Doctor Shortage Leaves World Vulnerable to Outbreaks, WHO Says
A shortage of nurses, doctors and midwives leaves many countries vulnerable to new global disease outbreaks, according to the World Health Organization, which is tracking a virus that may spark a flu pandemic.
The WHO has estimated that about 35 million people will die of chronic diseases this year.
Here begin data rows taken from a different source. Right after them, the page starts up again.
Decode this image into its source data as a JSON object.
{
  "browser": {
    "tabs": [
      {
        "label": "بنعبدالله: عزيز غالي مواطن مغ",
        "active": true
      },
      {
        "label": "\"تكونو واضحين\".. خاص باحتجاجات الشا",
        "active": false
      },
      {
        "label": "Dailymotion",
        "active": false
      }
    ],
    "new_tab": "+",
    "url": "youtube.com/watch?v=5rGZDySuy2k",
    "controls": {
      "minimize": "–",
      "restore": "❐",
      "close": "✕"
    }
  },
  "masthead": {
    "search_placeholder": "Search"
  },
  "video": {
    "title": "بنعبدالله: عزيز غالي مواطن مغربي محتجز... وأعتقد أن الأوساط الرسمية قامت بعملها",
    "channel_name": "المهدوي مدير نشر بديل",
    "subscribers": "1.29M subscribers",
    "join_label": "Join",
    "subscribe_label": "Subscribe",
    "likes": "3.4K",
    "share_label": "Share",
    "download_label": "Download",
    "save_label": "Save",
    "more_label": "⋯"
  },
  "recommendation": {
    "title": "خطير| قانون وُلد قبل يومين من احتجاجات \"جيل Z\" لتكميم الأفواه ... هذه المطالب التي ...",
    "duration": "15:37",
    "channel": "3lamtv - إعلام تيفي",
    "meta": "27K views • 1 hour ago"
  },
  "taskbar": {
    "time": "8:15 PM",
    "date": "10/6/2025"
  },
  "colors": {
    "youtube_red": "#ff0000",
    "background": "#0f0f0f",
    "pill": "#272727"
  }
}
This compares with a projected 2.83 million deaths from HIV/AIDS, 1.61 million from tuberculosis and 883,000 from malaria.
Those infections have caused ``unprecedented reversals'' in life expectancies in some African nations, which, the WHO says, have been cut to half those in industrialized economies.
Fatalities from illnesses such as heart problems, stroke and cancer, which account for 60 percent of all deaths, are projected to increase by 17 percent by 2015.
The usefulness of drugs and medical equipment to tackle chronic diseases and outbreaks depends on the skills of nurses and doctors on the ground, where they can innovate, reduce waste and address inefficiencies, the report said.
``The solution is not straightforward, and there is no consensus on how to proceed,'' writes Lee Jong-Wook, the WHO's director general in the report.